THE SUMMIT OF COWLES MOUNTAIN IS A POPULAR HIKING DESTINATION THAT ATTRACTS HUNDREDS OF PEOPLE PER DAY MAKING IT ONE OF THE MOST VISITED SIGHTS Near THE CITY OF SAN DIEGO.
Name: Cowles Mountain
Height: 486 m (1,593 ft)
Location: in San Diego, California, USA
First Climbed: unknown
Climb Time: 2-3 hours
Best Time to Climb: it is climbed all year round
Introduction to Cowles Mountain.
Cowles Mountain is a prominent hill located in the San Carlos neighborhood within City of San Diego, California. It is the highest point of the city. The entire mountain, with its marked trails, is a protected area within Mission Trails Regional Park.
The mountain is named after George A. Cowles a rancher and businessman, who lived in the 19th century. The name of the mountain is often mispronounced as many people tends to say it in the rhyme with "towels," the correct pronunciation of the name should be like "Coals" as this is how George Cowles's family was known.
Even though nowadays the general name for the mountain is “Cowles”, for many years it was locally known as "S" Mountain, due to a giant “S” letter painted on a side of a mountain by San Diego University students in 1931. It had been taken down under US military’s orders during the World War II, soon after which it had been repainted and stayed up until 1970 when it was abolished due to environmental concerns.
Hiking up to Cowles Mountain only takes around two hours, so it is a great activity for ones who wish for a quick getaway from a hectic city life. The hike is a nice workout, but it is not exhausting. On the walk you will see lots of plants, maybe even wildlife and most importantly the amazing panorama of the city of San Diego.

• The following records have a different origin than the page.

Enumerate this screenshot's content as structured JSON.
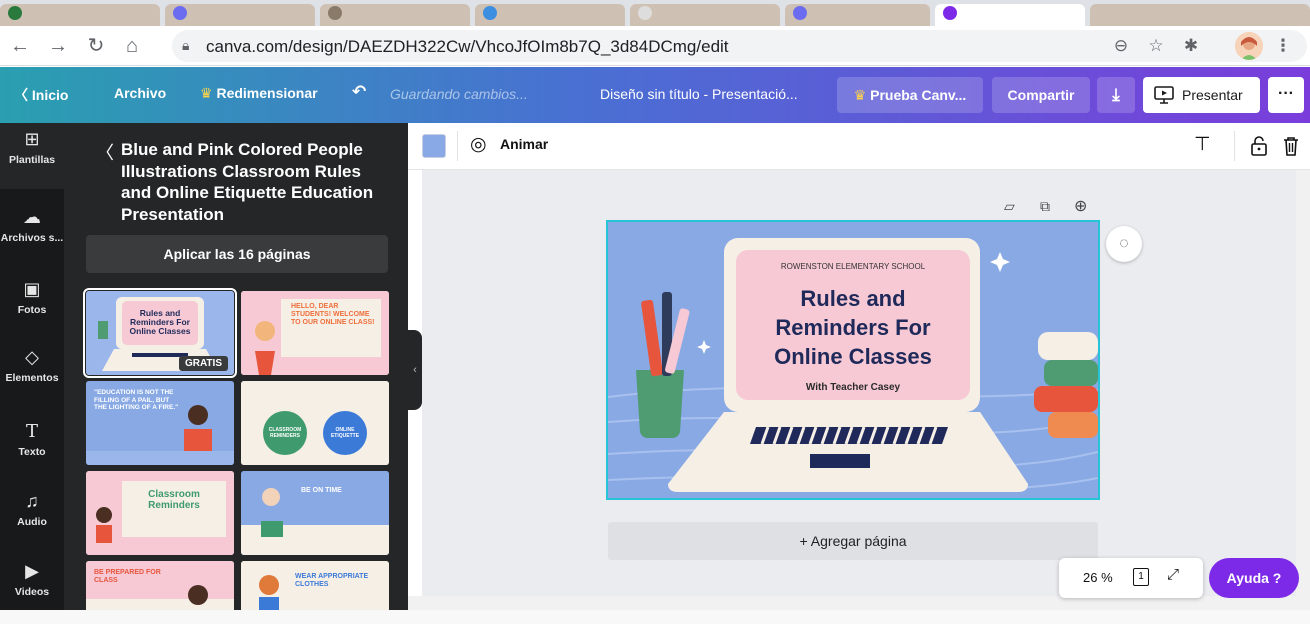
{
  "browser": {
    "url": "canva.com/design/DAEZDH322Cw/VhcoJfOIm8b7Q_3d84DCmg/edit"
  },
  "topbar": {
    "home": "Inicio",
    "file": "Archivo",
    "resize": "Redimensionar",
    "saving": "Guardando cambios...",
    "doc_title": "Diseño sin título - Presentació...",
    "trial": "Prueba Canv...",
    "share": "Compartir",
    "present": "Presentar",
    "more": "···"
  },
  "rail": {
    "items": [
      {
        "label": "Plantillas",
        "icon": "templates-icon"
      },
      {
        "label": "Archivos s...",
        "icon": "upload-cloud-icon"
      },
      {
        "label": "Fotos",
        "icon": "photo-icon"
      },
      {
        "label": "Elementos",
        "icon": "shapes-icon"
      },
      {
        "label": "Texto",
        "icon": "text-icon"
      },
      {
        "label": "Audio",
        "icon": "music-note-icon"
      },
      {
        "label": "Videos",
        "icon": "video-icon"
      }
    ]
  },
  "panel": {
    "title": "Blue and Pink Colored People Illustrations Classroom Rules and Online Etiquette Education Presentation",
    "apply": "Aplicar las 16 páginas",
    "badge": "GRATIS",
    "thumbs": {
      "t1_title": "Rules and Reminders For Online Classes",
      "t2_title": "HELLO, DEAR STUDENTS! WELCOME TO OUR ONLINE CLASS!",
      "t3_title": "\"EDUCATION IS NOT THE FILLING OF A PAIL, BUT THE LIGHTING OF A FIRE.\"",
      "t4_a": "CLASSROOM REMINDERS",
      "t4_b": "ONLINE ETIQUETTE",
      "t5_title": "Classroom Reminders",
      "t6_title": "BE ON TIME",
      "t7_title": "BE PREPARED FOR CLASS",
      "t8_title": "WEAR APPROPRIATE CLOTHES"
    }
  },
  "toolbar": {
    "animate": "Animar",
    "swatch_color": "#89a9e6"
  },
  "slide": {
    "school": "ROWENSTON ELEMENTARY SCHOOL",
    "title_line1": "Rules and",
    "title_line2": "Reminders For",
    "title_line3": "Online Classes",
    "subtitle": "With Teacher Casey"
  },
  "canvas": {
    "add_page": "+ Agregar página",
    "zoom": "26 %",
    "page_number": "1",
    "help": "Ayuda ?"
  },
  "colors": {
    "canva_purple": "#7d2ae8",
    "slide_bg": "#88a9e4",
    "slide_pink": "#f7c9d4",
    "slide_navy": "#1f2a5a"
  }
}
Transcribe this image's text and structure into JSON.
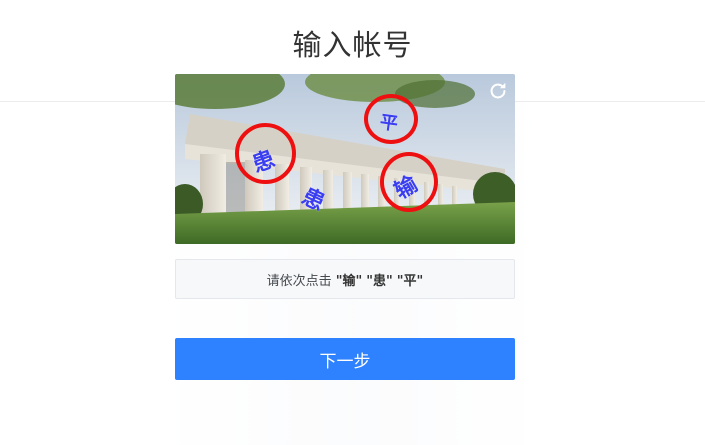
{
  "page": {
    "title": "输入帐号"
  },
  "captcha": {
    "refresh_icon": "refresh-icon",
    "characters": [
      {
        "text": "患",
        "circled": true
      },
      {
        "text": "平",
        "circled": true
      },
      {
        "text": "输",
        "circled": true
      },
      {
        "text": "患",
        "circled": false
      }
    ]
  },
  "instruction": {
    "prefix": "请依次点击",
    "targets": [
      "\"输\"",
      "\"患\"",
      "\"平\""
    ]
  },
  "next_button": {
    "label": "下一步",
    "color": "#2e82ff"
  },
  "colors": {
    "ring": "#ee1010",
    "char": "#3a3df0"
  }
}
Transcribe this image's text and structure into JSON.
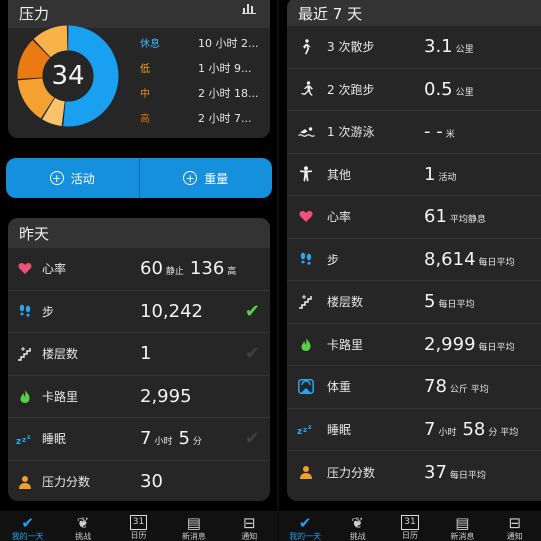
{
  "left": {
    "stress": {
      "title": "压力",
      "score": "34",
      "legend": [
        {
          "key": "休息",
          "value": "10 小时 2...",
          "color": "#43b3f5"
        },
        {
          "key": "低",
          "value": "1 小时 9...",
          "color": "#f7a628"
        },
        {
          "key": "中",
          "value": "2 小时 18...",
          "color": "#f28b1b"
        },
        {
          "key": "高",
          "value": "2 小时 7...",
          "color": "#e56a0c"
        }
      ],
      "donut": [
        {
          "fraction": 0.52,
          "color": "#1aa0f0"
        },
        {
          "fraction": 0.07,
          "color": "#f8c36a"
        },
        {
          "fraction": 0.15,
          "color": "#f4a132"
        },
        {
          "fraction": 0.14,
          "color": "#ea7b12"
        },
        {
          "fraction": 0.12,
          "color": "#f7b24a"
        }
      ]
    },
    "actions": {
      "activity": "活动",
      "weight": "重量"
    },
    "yesterday": {
      "title": "昨天",
      "rows": [
        {
          "icon": "heart-icon",
          "label": "心率",
          "value": "60",
          "unit": "静止",
          "value2": "136",
          "unit2": "高",
          "check": ""
        },
        {
          "icon": "steps-icon",
          "label": "步",
          "value": "10,242",
          "unit": "",
          "check": "done"
        },
        {
          "icon": "stairs-icon",
          "label": "楼层数",
          "value": "1",
          "unit": "",
          "check": "pending"
        },
        {
          "icon": "flame-icon",
          "label": "卡路里",
          "value": "2,995",
          "unit": "",
          "check": ""
        },
        {
          "icon": "sleep-icon",
          "label": "睡眠",
          "value": "7",
          "unit": "小时",
          "value2": "5",
          "unit2": "分",
          "check": "pending"
        },
        {
          "icon": "stress-person-icon",
          "label": "压力分数",
          "value": "30",
          "unit": "",
          "check": ""
        }
      ]
    },
    "nav": [
      {
        "label": "我的一天",
        "icon": "✔",
        "active": true
      },
      {
        "label": "挑战",
        "icon": "❦",
        "active": false
      },
      {
        "label": "日历",
        "icon": "31",
        "active": false
      },
      {
        "label": "新消息",
        "icon": "▤",
        "active": false
      },
      {
        "label": "通知",
        "icon": "⊟",
        "active": false
      }
    ]
  },
  "right": {
    "week": {
      "title": "最近 7 天",
      "rows": [
        {
          "icon": "walk-icon",
          "label": "3 次散步",
          "value": "3.1",
          "unit": "公里"
        },
        {
          "icon": "run-icon",
          "label": "2 次跑步",
          "value": "0.5",
          "unit": "公里"
        },
        {
          "icon": "swim-icon",
          "label": "1 次游泳",
          "value": "- -",
          "unit": "米"
        },
        {
          "icon": "other-icon",
          "label": "其他",
          "value": "1",
          "unit": "活动"
        },
        {
          "icon": "heart-icon",
          "label": "心率",
          "value": "61",
          "unit": "平均静息"
        },
        {
          "icon": "steps-icon",
          "label": "步",
          "value": "8,614",
          "unit": "每日平均"
        },
        {
          "icon": "stairs-icon",
          "label": "楼层数",
          "value": "5",
          "unit": "每日平均"
        },
        {
          "icon": "flame-icon",
          "label": "卡路里",
          "value": "2,999",
          "unit": "每日平均"
        },
        {
          "icon": "scale-icon",
          "label": "体重",
          "value": "78",
          "unit": "公斤 平均"
        },
        {
          "icon": "sleep-icon",
          "label": "睡眠",
          "value": "7",
          "unit": "小时",
          "value2": "58",
          "unit2": "分 平均"
        },
        {
          "icon": "stress-person-icon",
          "label": "压力分数",
          "value": "37",
          "unit": "每日平均"
        }
      ]
    },
    "nav": [
      {
        "label": "我的一天",
        "icon": "✔",
        "active": true
      },
      {
        "label": "挑战",
        "icon": "❦",
        "active": false
      },
      {
        "label": "日历",
        "icon": "31",
        "active": false
      },
      {
        "label": "新消息",
        "icon": "▤",
        "active": false
      },
      {
        "label": "通知",
        "icon": "⊟",
        "active": false
      }
    ]
  }
}
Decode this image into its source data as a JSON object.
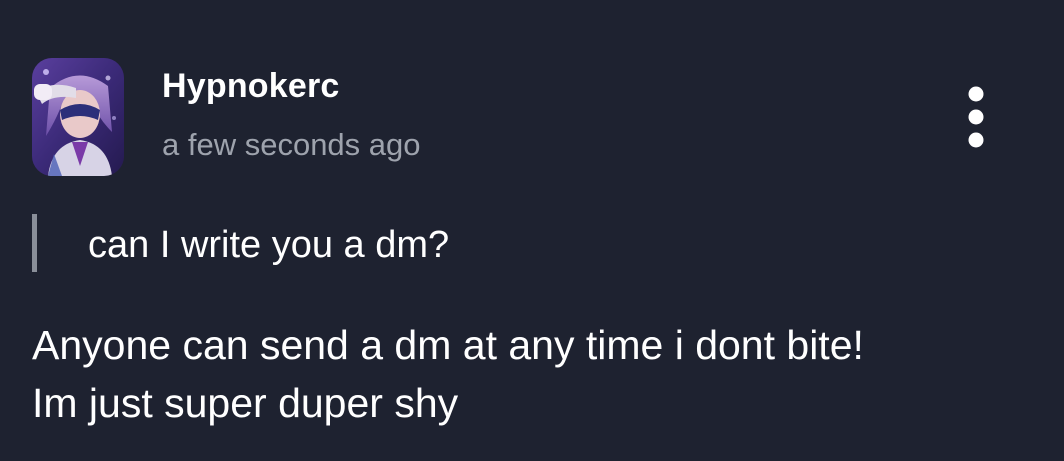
{
  "post": {
    "author": {
      "name": "Hypnokerc",
      "avatar_icon": "user-avatar-image"
    },
    "timestamp": "a few seconds ago",
    "menu_icon": "more-vertical-icon",
    "quote": "can I write you a dm?",
    "body_lines": [
      "Anyone can send a dm at any time i dont bite!",
      "Im just super duper shy"
    ]
  },
  "colors": {
    "background": "#1e2230",
    "text_primary": "#ffffff",
    "text_secondary": "#9ea3ad",
    "quote_bar": "#8a8f99"
  }
}
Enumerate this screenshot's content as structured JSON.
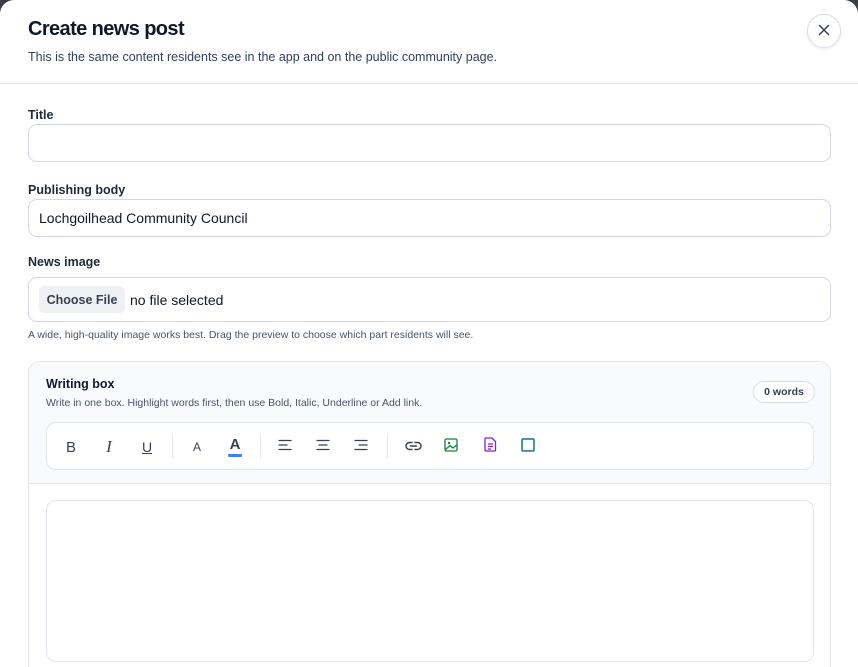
{
  "header": {
    "title": "Create news post",
    "subtitle": "This is the same content residents see in the app and on the public community page."
  },
  "fields": {
    "title": {
      "label": "Title",
      "value": "",
      "placeholder": ""
    },
    "publishing_body": {
      "label": "Publishing body",
      "value": "Lochgoilhead Community Council"
    },
    "news_image": {
      "label": "News image",
      "button_label": "Choose File",
      "status": "no file selected",
      "hint": "A wide, high-quality image works best. Drag the preview to choose which part residents will see."
    }
  },
  "writing_box": {
    "title": "Writing box",
    "subtitle": "Write in one box. Highlight words first, then use Bold, Italic, Underline or Add link.",
    "word_count": "0 words",
    "toolbar": {
      "bold": "B",
      "italic": "I",
      "underline": "U",
      "font_size": "A",
      "text_color": "A",
      "icons": [
        "align-left-icon",
        "align-center-icon",
        "align-right-icon",
        "link-icon",
        "image-icon",
        "document-icon",
        "box-icon"
      ]
    }
  },
  "colors": {
    "text_color_underline": "#3b82f6",
    "image_icon": "#15803d",
    "document_icon": "#7e22ce",
    "box_icon": "#0e7490"
  }
}
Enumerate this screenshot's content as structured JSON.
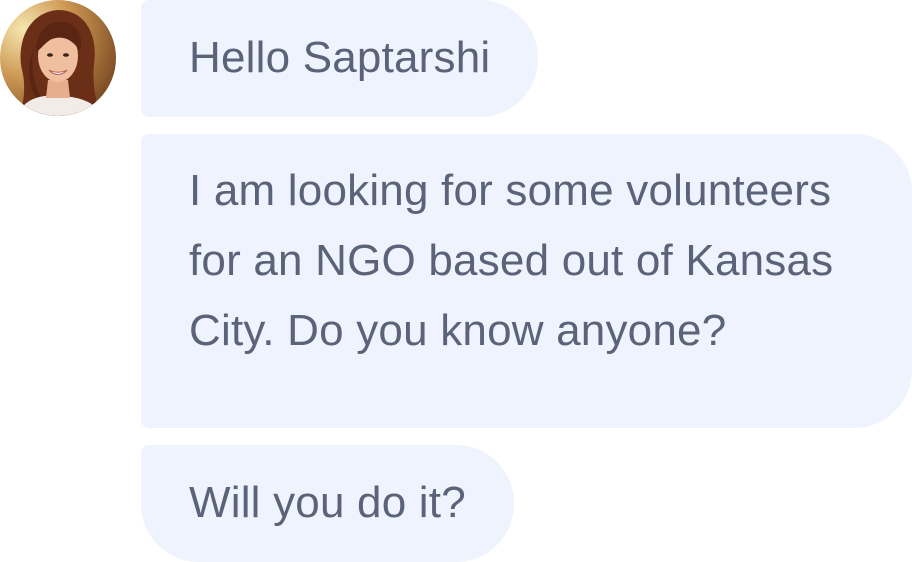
{
  "conversation": {
    "sender": {
      "avatar_icon": "person-avatar-photo"
    },
    "messages": [
      {
        "text": "Hello Saptarshi"
      },
      {
        "text": "I am looking for some volunteers for an NGO based out of Kansas City. Do you know anyone?"
      },
      {
        "text": "Will you do it?"
      }
    ],
    "colors": {
      "bubble_background": "#eff3fe",
      "message_text": "#5b6379",
      "page_background": "#ffffff"
    }
  }
}
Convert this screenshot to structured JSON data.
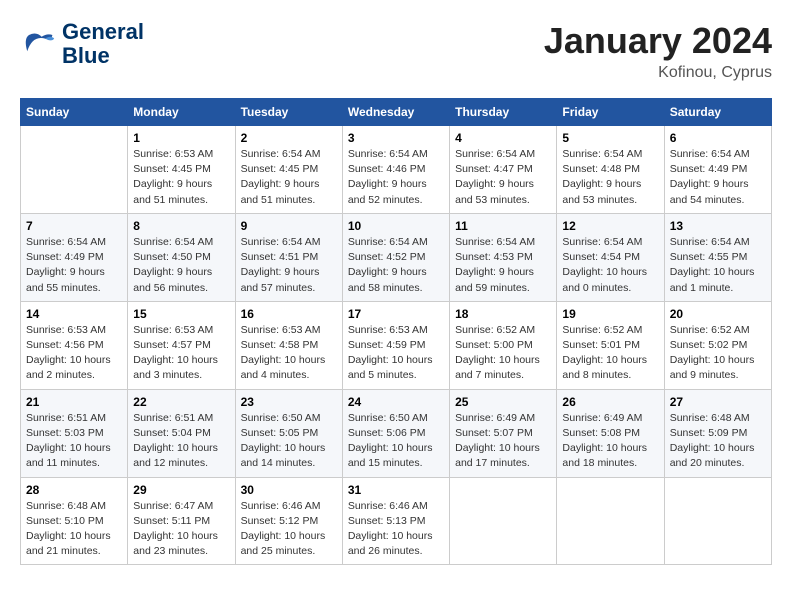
{
  "logo": {
    "line1": "General",
    "line2": "Blue"
  },
  "title": "January 2024",
  "location": "Kofinou, Cyprus",
  "days_of_week": [
    "Sunday",
    "Monday",
    "Tuesday",
    "Wednesday",
    "Thursday",
    "Friday",
    "Saturday"
  ],
  "weeks": [
    [
      {
        "num": "",
        "info": ""
      },
      {
        "num": "1",
        "info": "Sunrise: 6:53 AM\nSunset: 4:45 PM\nDaylight: 9 hours\nand 51 minutes."
      },
      {
        "num": "2",
        "info": "Sunrise: 6:54 AM\nSunset: 4:45 PM\nDaylight: 9 hours\nand 51 minutes."
      },
      {
        "num": "3",
        "info": "Sunrise: 6:54 AM\nSunset: 4:46 PM\nDaylight: 9 hours\nand 52 minutes."
      },
      {
        "num": "4",
        "info": "Sunrise: 6:54 AM\nSunset: 4:47 PM\nDaylight: 9 hours\nand 53 minutes."
      },
      {
        "num": "5",
        "info": "Sunrise: 6:54 AM\nSunset: 4:48 PM\nDaylight: 9 hours\nand 53 minutes."
      },
      {
        "num": "6",
        "info": "Sunrise: 6:54 AM\nSunset: 4:49 PM\nDaylight: 9 hours\nand 54 minutes."
      }
    ],
    [
      {
        "num": "7",
        "info": "Sunrise: 6:54 AM\nSunset: 4:49 PM\nDaylight: 9 hours\nand 55 minutes."
      },
      {
        "num": "8",
        "info": "Sunrise: 6:54 AM\nSunset: 4:50 PM\nDaylight: 9 hours\nand 56 minutes."
      },
      {
        "num": "9",
        "info": "Sunrise: 6:54 AM\nSunset: 4:51 PM\nDaylight: 9 hours\nand 57 minutes."
      },
      {
        "num": "10",
        "info": "Sunrise: 6:54 AM\nSunset: 4:52 PM\nDaylight: 9 hours\nand 58 minutes."
      },
      {
        "num": "11",
        "info": "Sunrise: 6:54 AM\nSunset: 4:53 PM\nDaylight: 9 hours\nand 59 minutes."
      },
      {
        "num": "12",
        "info": "Sunrise: 6:54 AM\nSunset: 4:54 PM\nDaylight: 10 hours\nand 0 minutes."
      },
      {
        "num": "13",
        "info": "Sunrise: 6:54 AM\nSunset: 4:55 PM\nDaylight: 10 hours\nand 1 minute."
      }
    ],
    [
      {
        "num": "14",
        "info": "Sunrise: 6:53 AM\nSunset: 4:56 PM\nDaylight: 10 hours\nand 2 minutes."
      },
      {
        "num": "15",
        "info": "Sunrise: 6:53 AM\nSunset: 4:57 PM\nDaylight: 10 hours\nand 3 minutes."
      },
      {
        "num": "16",
        "info": "Sunrise: 6:53 AM\nSunset: 4:58 PM\nDaylight: 10 hours\nand 4 minutes."
      },
      {
        "num": "17",
        "info": "Sunrise: 6:53 AM\nSunset: 4:59 PM\nDaylight: 10 hours\nand 5 minutes."
      },
      {
        "num": "18",
        "info": "Sunrise: 6:52 AM\nSunset: 5:00 PM\nDaylight: 10 hours\nand 7 minutes."
      },
      {
        "num": "19",
        "info": "Sunrise: 6:52 AM\nSunset: 5:01 PM\nDaylight: 10 hours\nand 8 minutes."
      },
      {
        "num": "20",
        "info": "Sunrise: 6:52 AM\nSunset: 5:02 PM\nDaylight: 10 hours\nand 9 minutes."
      }
    ],
    [
      {
        "num": "21",
        "info": "Sunrise: 6:51 AM\nSunset: 5:03 PM\nDaylight: 10 hours\nand 11 minutes."
      },
      {
        "num": "22",
        "info": "Sunrise: 6:51 AM\nSunset: 5:04 PM\nDaylight: 10 hours\nand 12 minutes."
      },
      {
        "num": "23",
        "info": "Sunrise: 6:50 AM\nSunset: 5:05 PM\nDaylight: 10 hours\nand 14 minutes."
      },
      {
        "num": "24",
        "info": "Sunrise: 6:50 AM\nSunset: 5:06 PM\nDaylight: 10 hours\nand 15 minutes."
      },
      {
        "num": "25",
        "info": "Sunrise: 6:49 AM\nSunset: 5:07 PM\nDaylight: 10 hours\nand 17 minutes."
      },
      {
        "num": "26",
        "info": "Sunrise: 6:49 AM\nSunset: 5:08 PM\nDaylight: 10 hours\nand 18 minutes."
      },
      {
        "num": "27",
        "info": "Sunrise: 6:48 AM\nSunset: 5:09 PM\nDaylight: 10 hours\nand 20 minutes."
      }
    ],
    [
      {
        "num": "28",
        "info": "Sunrise: 6:48 AM\nSunset: 5:10 PM\nDaylight: 10 hours\nand 21 minutes."
      },
      {
        "num": "29",
        "info": "Sunrise: 6:47 AM\nSunset: 5:11 PM\nDaylight: 10 hours\nand 23 minutes."
      },
      {
        "num": "30",
        "info": "Sunrise: 6:46 AM\nSunset: 5:12 PM\nDaylight: 10 hours\nand 25 minutes."
      },
      {
        "num": "31",
        "info": "Sunrise: 6:46 AM\nSunset: 5:13 PM\nDaylight: 10 hours\nand 26 minutes."
      },
      {
        "num": "",
        "info": ""
      },
      {
        "num": "",
        "info": ""
      },
      {
        "num": "",
        "info": ""
      }
    ]
  ]
}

CLIMBING COWLES Mountain.
The most popular trail is only 2,4 km (1,5 mi) long and an elevation gain is only about 290 m (950 ft). This trail starts on the corner of Golfcrest Drive and Navajo Road.
The route follows a dirt path and starts to go uphill from the very beginning. The trail can be a little misleading at times as it looks like many people have made their own way to the top - the trail often splits into 3 or 4 directions. On the other hand, all paths seem to lead to the same place. As you continue the climb the views get better and wider, but only when you reach the summit you get the full 360-degree view.
Mount Cowles is not that tall even by San Diego County standards, but the views from the summit do not disappoint. From the summit, you can see downtown San Diego, Cabrillo National Monument and even Tijuana on a clear day.
There are also alternative hikes starting from different points, such as Barker Way Trail. This trail is a bit less crowded than Golfcrest Trail, while the Big Rock Trail probably has the lowest number of users and is the longest and the most challenging route to the summit. There is also a trail that starts at Mesa Road trailhead, which is considered to be one of the treasures of the park less known among the public.
TREKKING AROUND SAN DIEGO.
There are quite a few places to hike around in San Diego County, same as in San Diego City.
Within the Mission Trails Regional Park there are four other notable peaks: Pyles Peak, Kwaay Paay, South Fortuna and North Fortuna. These are obvious choices for nearby Cowles Mountain hikes. Actually, you can even do it at the same time with the Cowles Mountain while participating in the 5-Peak Challenge that officially kicked off in 2015.
If you are willing to go a little bit further from the city, with easy access located at Ladera St. and Sunset Cliffs Blvd in Ocean Beach, there is Sunset Cliffs Natural Park. This pleasant and relaxing 2,4 km (1,5 mi) walk offers you outstanding sea cliffs, tide pools along with the ocean and in the evening you can even expect to see dolphins and plenty of seals
Furthermore, close to the City of San Diego, there is also Shepherd Canyon - a 3,4 km (2,1 mi) out and back trail that features a lake and is rated as easy. Another option for an easy hike with a possibility to admire some beautiful wildflowers is a Tecolote Canyon Trail.
Finally, roughly an hour northwest of San Diego there is a 6,8 km (4,2 mi) long Cedar Creek Fall to Devil’s Punchbowl Trail that leads to a massive waterfall pouring into the natural pool, surrounded by 75 ft cliffs.
For more information on hiking trails located in San Diego County, visit a website.